Dermabond is a Medical "Super Glue"
Dermabond® is the only FDA-approved and commercially available adhesive for wound repair in the US.
The American Family Physician has a good review on Using Tissue Adhesive for Wound Repair: A Practical Guide to Dermabond (3/2000).
The commercial website for Dermabond has patient information but not much on, for example, how you can remove the glue.
Medgadget writes that many people still do not know about the super-glue: "Dermabond is not new. It's been around for a decade. And it makes sutures so 19-th century."
For a professional review of indications and contraindications to Dermabond, please read the American Family Physician article above (free full text).
Over-the-counter Super Glue
Band-Aid® Liquid Bandage is an over-the-counter product based on the same glue (cyanoacrylate) that is in Dermabond. If you have an wound which needs stiches or Dermabond, you have to go to ER. By contrast, Liquid Bandage, which works fine for small wounds and cuts, is available at Walmart.
How is Liquid Bandage different from Dermabond?
Liquid Bandage has lower tensile strength than Dermabond. "If you place the material between your thumb and finger and hold it for 2 minutes you will still be able to pull your fingers apart. This is not possible with Dermabond." (Source: BandAid.com)

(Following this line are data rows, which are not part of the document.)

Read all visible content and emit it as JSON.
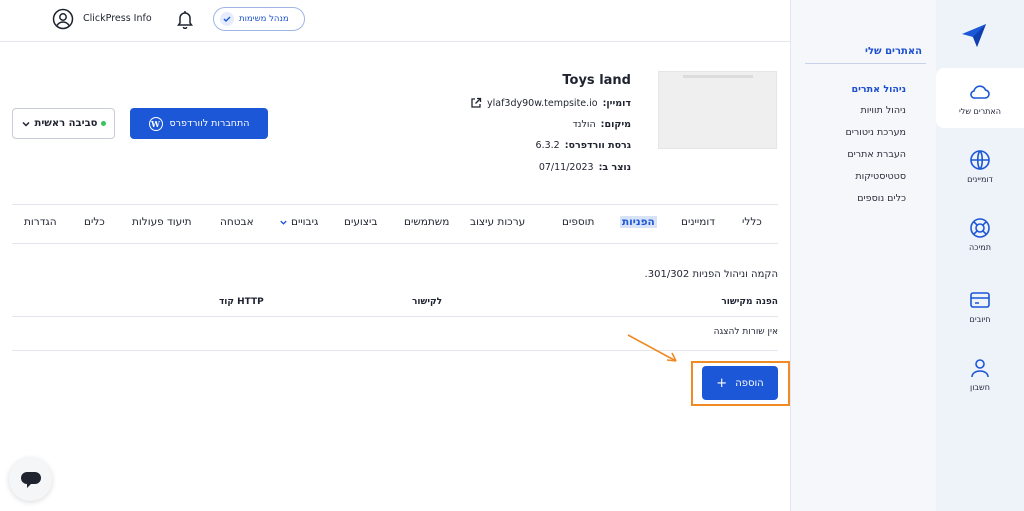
{
  "topbar": {
    "org_name": "ClickPress Info",
    "tasks_button": "מנהל משימות"
  },
  "sidebar_icons": [
    {
      "label": "האתרים שלי",
      "icon": "cloud-icon"
    },
    {
      "label": "דומיינים",
      "icon": "globe-icon"
    },
    {
      "label": "תמיכה",
      "icon": "lifebuoy-icon"
    },
    {
      "label": "חיובים",
      "icon": "credit-card-icon"
    },
    {
      "label": "חשבון",
      "icon": "user-icon"
    }
  ],
  "subnav": {
    "title": "האתרים שלי",
    "items": [
      "ניהול אתרים",
      "ניהול תוויות",
      "מערכת ניטורים",
      "העברת אתרים",
      "סטטיסטיקות",
      "כלים נוספים"
    ]
  },
  "site": {
    "name": "Toys land",
    "domain_label": "דומיין:",
    "domain": "ylaf3dy90w.tempsite.io",
    "location_label": "מיקום:",
    "location": "הולנד",
    "wp_version_label": "גרסת וורדפרס:",
    "wp_version": "6.3.2",
    "created_label": "נוצר ב:",
    "created": "07/11/2023"
  },
  "actions": {
    "wp_login": "התחברות לוורדפרס",
    "environment": "סביבה ראשית"
  },
  "tabs": [
    "כללי",
    "דומיינים",
    "הפניות",
    "תוספים",
    "ערכות עיצוב",
    "משתמשים",
    "ביצועים",
    "גיבויים",
    "אבטחה",
    "תיעוד פעולות",
    "כלים",
    "הגדרות"
  ],
  "active_tab": "הפניות",
  "redirects": {
    "title": "הקמה וניהול הפניות 301/302.",
    "columns": [
      "הפנה מקישור",
      "לקישור",
      "קוד HTTP"
    ],
    "empty_text": "אין שורות להצגה",
    "add_button": "הוספה"
  },
  "colors": {
    "accent": "#1c57d7",
    "highlight": "#f08a24"
  }
}
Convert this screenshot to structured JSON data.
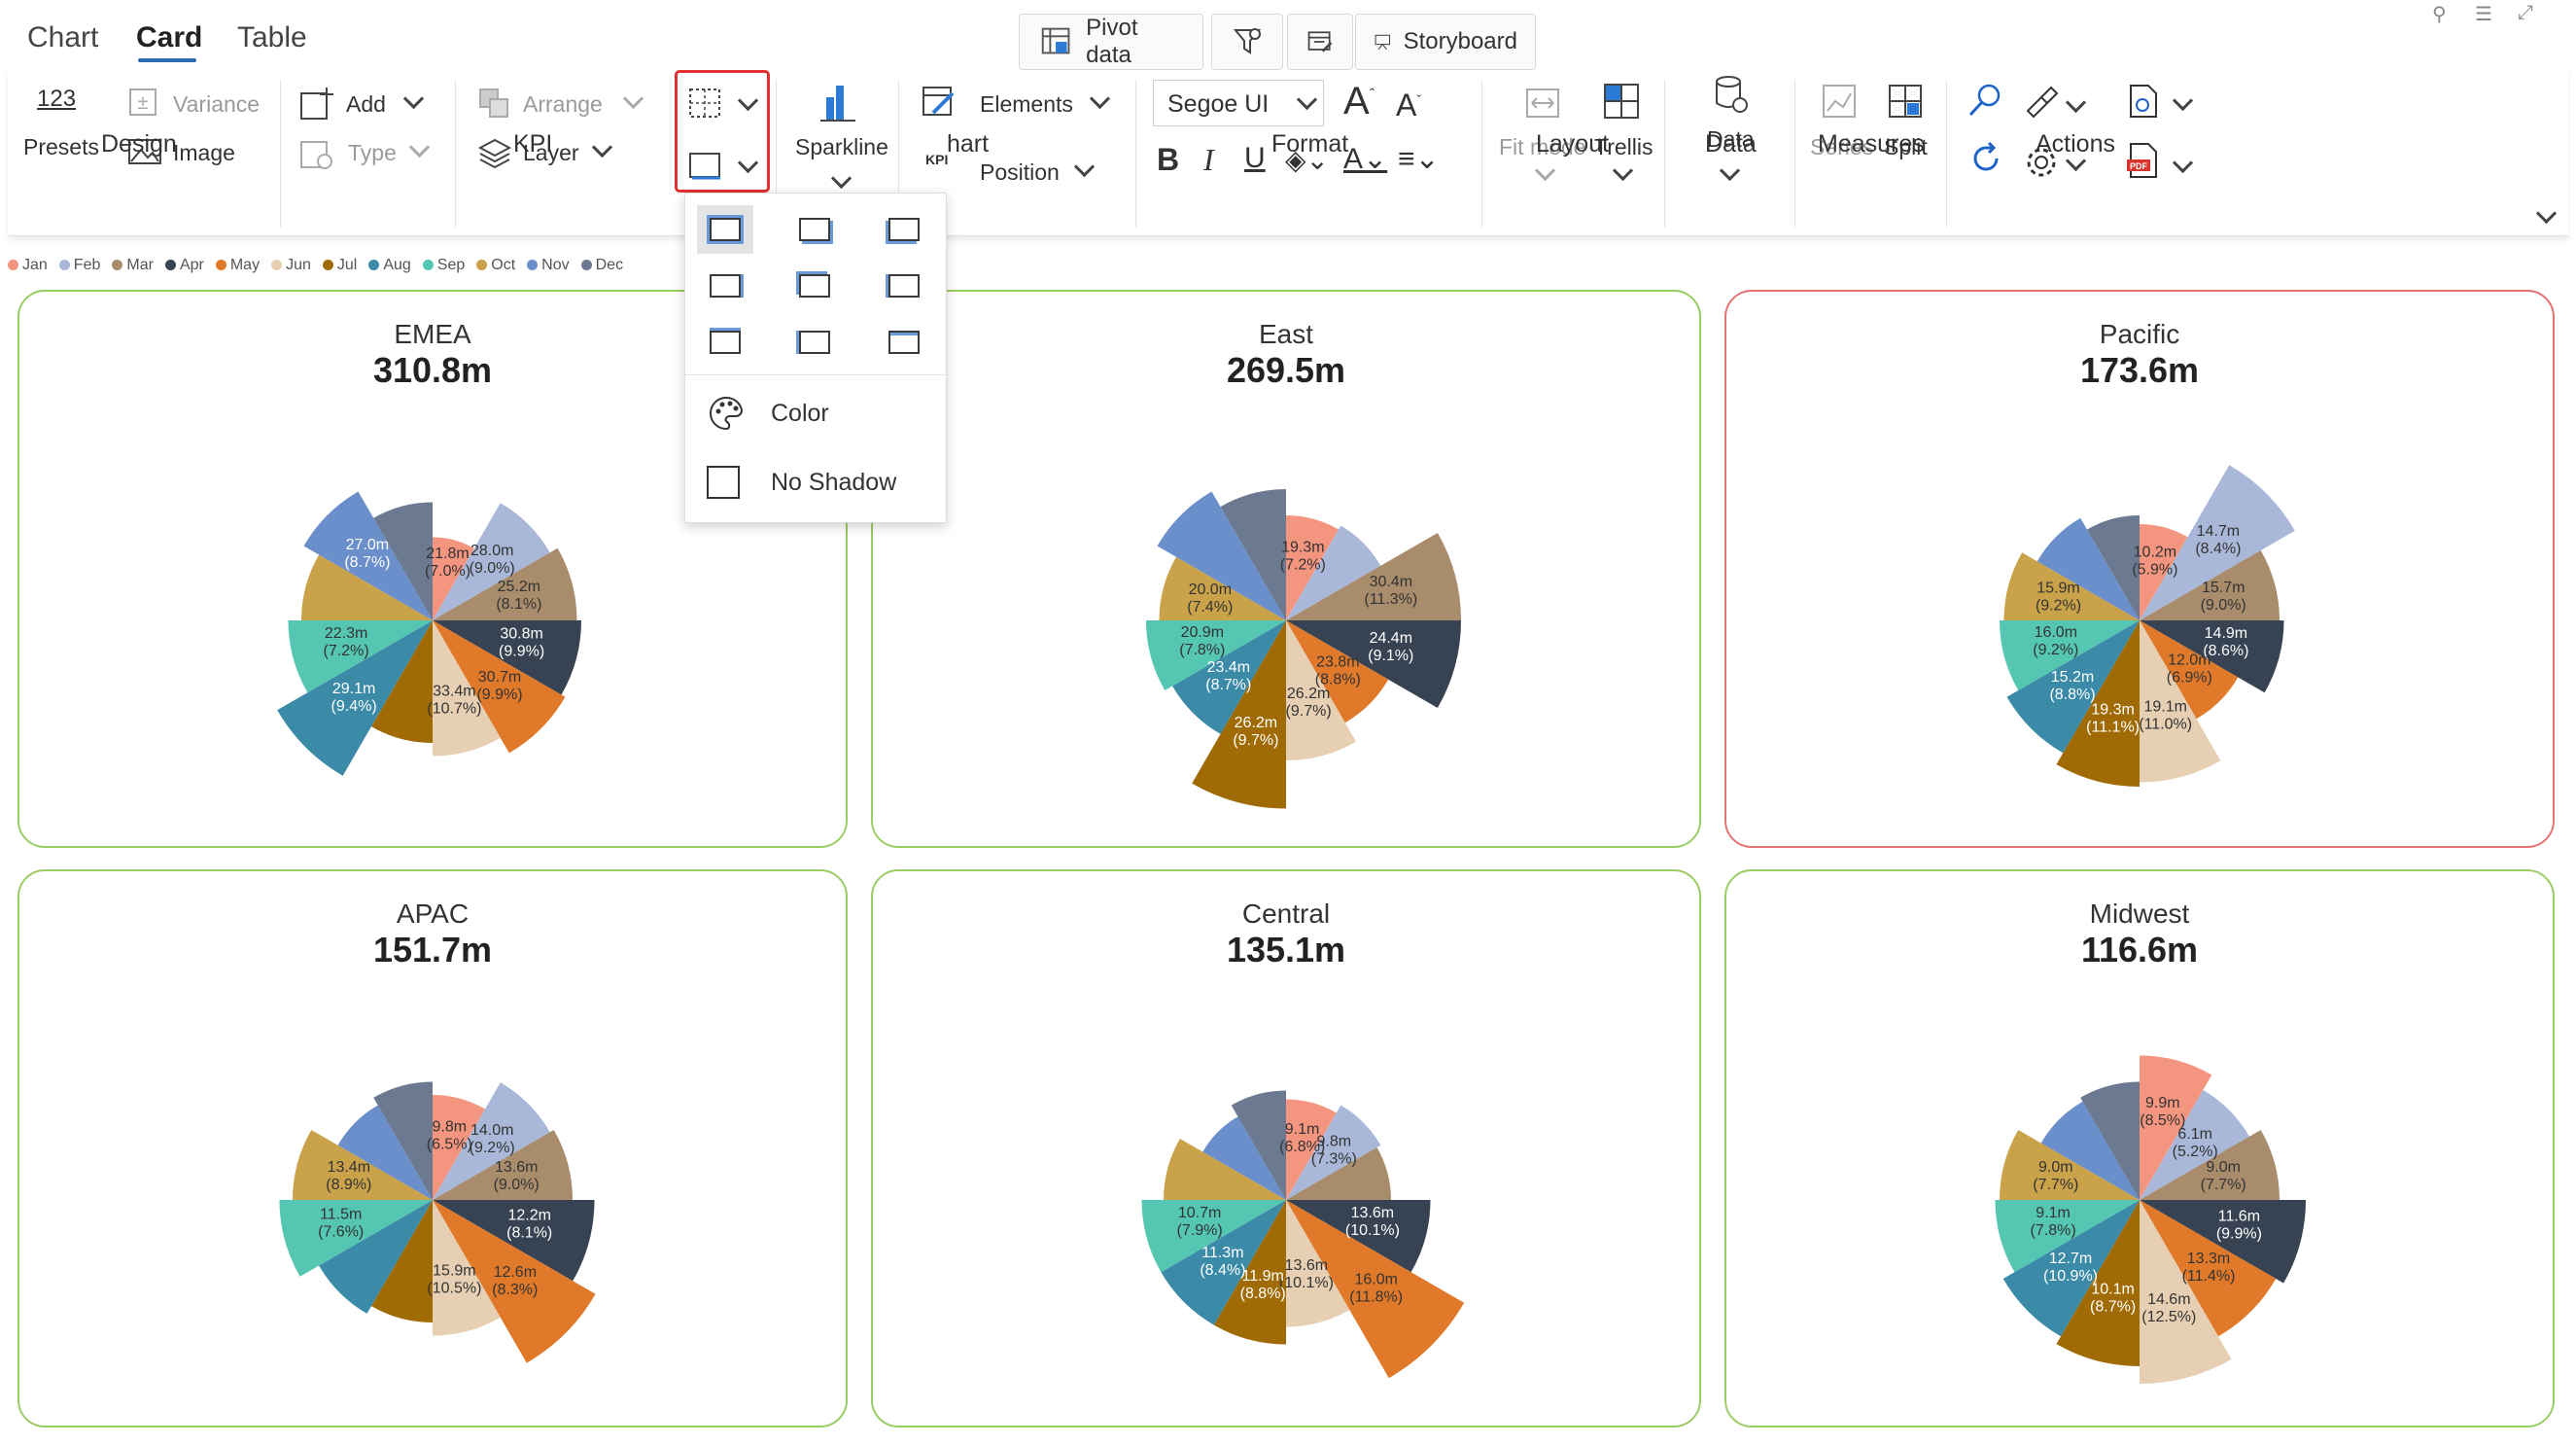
{
  "nav": {
    "tabs": [
      "Chart",
      "Card",
      "Table"
    ],
    "active_tab": "Card"
  },
  "top_tools": {
    "pivot_data": "Pivot data",
    "storyboard": "Storyboard"
  },
  "ribbon": {
    "design": {
      "presets_num": "123",
      "presets": "Presets",
      "variance": "Variance",
      "image": "Image",
      "group": "Design"
    },
    "kpi": {
      "add": "Add",
      "type": "Type",
      "arrange": "Arrange",
      "layer": "Layer",
      "group": "KPI"
    },
    "chart": {
      "sparkline": "Sparkline",
      "kpi_badge": "KPI",
      "elements": "Elements",
      "position": "Position",
      "group": "Chart",
      "group_visible": "hart"
    },
    "format": {
      "font": "Segoe UI",
      "group": "Format"
    },
    "layout": {
      "fit_mode": "Fit mode",
      "trellis": "Trellis",
      "group": "Layout"
    },
    "data": {
      "data": "Data",
      "group": "Data"
    },
    "measures": {
      "series": "Series",
      "split": "Split",
      "group": "Measures"
    },
    "actions": {
      "group": "Actions"
    }
  },
  "legend": [
    {
      "label": "Jan",
      "color": "#F4957F"
    },
    {
      "label": "Feb",
      "color": "#A9B8D8"
    },
    {
      "label": "Mar",
      "color": "#A88C6C"
    },
    {
      "label": "Apr",
      "color": "#374252"
    },
    {
      "label": "May",
      "color": "#E07A2A"
    },
    {
      "label": "Jun",
      "color": "#E6CFB2"
    },
    {
      "label": "Jul",
      "color": "#A06A05"
    },
    {
      "label": "Aug",
      "color": "#3A8AA8"
    },
    {
      "label": "Sep",
      "color": "#55C6B2"
    },
    {
      "label": "Oct",
      "color": "#C9A24A"
    },
    {
      "label": "Nov",
      "color": "#6A8FCB"
    },
    {
      "label": "Dec",
      "color": "#6B7A91"
    }
  ],
  "dropdown": {
    "color": "Color",
    "no_shadow": "No Shadow"
  },
  "cards": [
    {
      "title": "EMEA",
      "value": "310.8m",
      "border": "green",
      "labels": [
        "21.8m\n(7.0%)",
        "28.0m\n(9.0%)",
        "25.2m\n(8.1%)",
        "30.8m\n(9.9%)",
        "30.7m\n(9.9%)",
        "33.4m\n(10.7%)",
        "",
        "29.1m\n(9.4%)",
        "22.3m\n(7.2%)",
        "",
        "27.0m\n(8.7%)",
        ""
      ],
      "radii": [
        0.38,
        0.62,
        0.66,
        0.68,
        0.7,
        0.62,
        0.56,
        0.82,
        0.66,
        0.6,
        0.68,
        0.54
      ]
    },
    {
      "title": "East",
      "value": "269.5m",
      "border": "green",
      "labels": [
        "19.3m\n(7.2%)",
        "",
        "30.4m\n(11.3%)",
        "24.4m\n(9.1%)",
        "23.8m\n(8.8%)",
        "26.2m\n(9.7%)",
        "26.2m\n(9.7%)",
        "23.4m\n(8.7%)",
        "20.9m\n(7.8%)",
        "20.0m\n(7.4%)",
        "",
        ""
      ],
      "radii": [
        0.48,
        0.5,
        0.8,
        0.8,
        0.54,
        0.64,
        0.86,
        0.6,
        0.64,
        0.58,
        0.68,
        0.6
      ]
    },
    {
      "title": "Pacific",
      "value": "173.6m",
      "border": "red",
      "labels": [
        "10.2m\n(5.9%)",
        "14.7m\n(8.4%)",
        "15.7m\n(9.0%)",
        "14.9m\n(8.6%)",
        "12.0m\n(6.9%)",
        "19.1m\n(11.0%)",
        "19.3m\n(11.1%)",
        "15.2m\n(8.8%)",
        "16.0m\n(9.2%)",
        "15.9m\n(9.2%)",
        "",
        ""
      ],
      "radii": [
        0.44,
        0.82,
        0.64,
        0.66,
        0.52,
        0.74,
        0.76,
        0.7,
        0.64,
        0.62,
        0.54,
        0.48
      ]
    },
    {
      "title": "APAC",
      "value": "151.7m",
      "border": "green",
      "labels": [
        "9.8m\n(6.5%)",
        "14.0m\n(9.2%)",
        "13.6m\n(9.0%)",
        "12.2m\n(8.1%)",
        "12.6m\n(8.3%)",
        "15.9m\n(10.5%)",
        "",
        "",
        "11.5m\n(7.6%)",
        "13.4m\n(8.9%)",
        "",
        ""
      ],
      "radii": [
        0.48,
        0.62,
        0.64,
        0.74,
        0.86,
        0.62,
        0.56,
        0.6,
        0.7,
        0.64,
        0.5,
        0.54
      ]
    },
    {
      "title": "Central",
      "value": "135.1m",
      "border": "green",
      "labels": [
        "9.1m\n(6.8%)",
        "9.8m\n(7.3%)",
        "",
        "13.6m\n(10.1%)",
        "16.0m\n(11.8%)",
        "13.6m\n(10.1%)",
        "11.9m\n(8.8%)",
        "11.3m\n(8.4%)",
        "10.7m\n(7.9%)",
        "",
        "",
        ""
      ],
      "radii": [
        0.46,
        0.5,
        0.48,
        0.66,
        0.94,
        0.58,
        0.66,
        0.66,
        0.66,
        0.56,
        0.44,
        0.5
      ]
    },
    {
      "title": "Midwest",
      "value": "116.6m",
      "border": "green",
      "labels": [
        "9.9m\n(8.5%)",
        "6.1m\n(5.2%)",
        "9.0m\n(7.7%)",
        "11.6m\n(9.9%)",
        "13.3m\n(11.4%)",
        "14.6m\n(12.5%)",
        "10.1m\n(8.7%)",
        "12.7m\n(10.9%)",
        "9.1m\n(7.8%)",
        "9.0m\n(7.7%)",
        "",
        ""
      ],
      "radii": [
        0.66,
        0.58,
        0.64,
        0.76,
        0.72,
        0.84,
        0.76,
        0.72,
        0.66,
        0.64,
        0.52,
        0.54
      ]
    }
  ]
}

Using Tissue Adhesive for Wound Repair: A Practical Guide to Dermabond. AFP 3/2000.
Cyanoacrylate from Wikipedia, the free encyclopedia